Chattanooga is blessed with restaurants that have been favorites for decades. ZarZours has been open for almost a hundred years, Wally’s since the 1930s, Nikki’s since the 1940s, and Ankar’s since the 1970s. Longhorn opened in 1959, so it’s not the oldest by far, but its iconic roof and menu of comfort food make it one of the most iconic. Whichever restaurant you frequented in your childhood, teens, or twenties, there’s a good chance it’s still standing, and still serving the great food you remember.
At 626 Market Street, not far from the site of the original Krystal restaurant, the Martin Theater was once a big draw in Chattanooga. You can see from this photo a hint at the city’s environmental woes with a reminder about “cleaner air week,” as well as an advertisement for color films. This shot would have been taken in 1967 when Jack Lemmon’s “In Luv” came out.

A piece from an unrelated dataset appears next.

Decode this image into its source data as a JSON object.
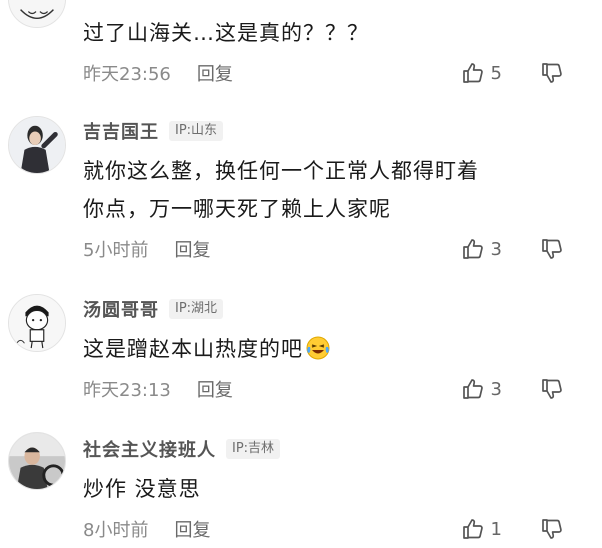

You might have seen that or other hits from the era like The Graduate, In the Heat of the Night, Bonnie and Clyde, and Guess Who’s Coming to Dinner.
If you lived in or around Chattanooga in the 1960s, you may remember the Golden Gateway project that routed the new interstate system through the city and were meant to bring new life and commerce to the area. Many historic homes and neighborhoods were demolished to make way for the highway.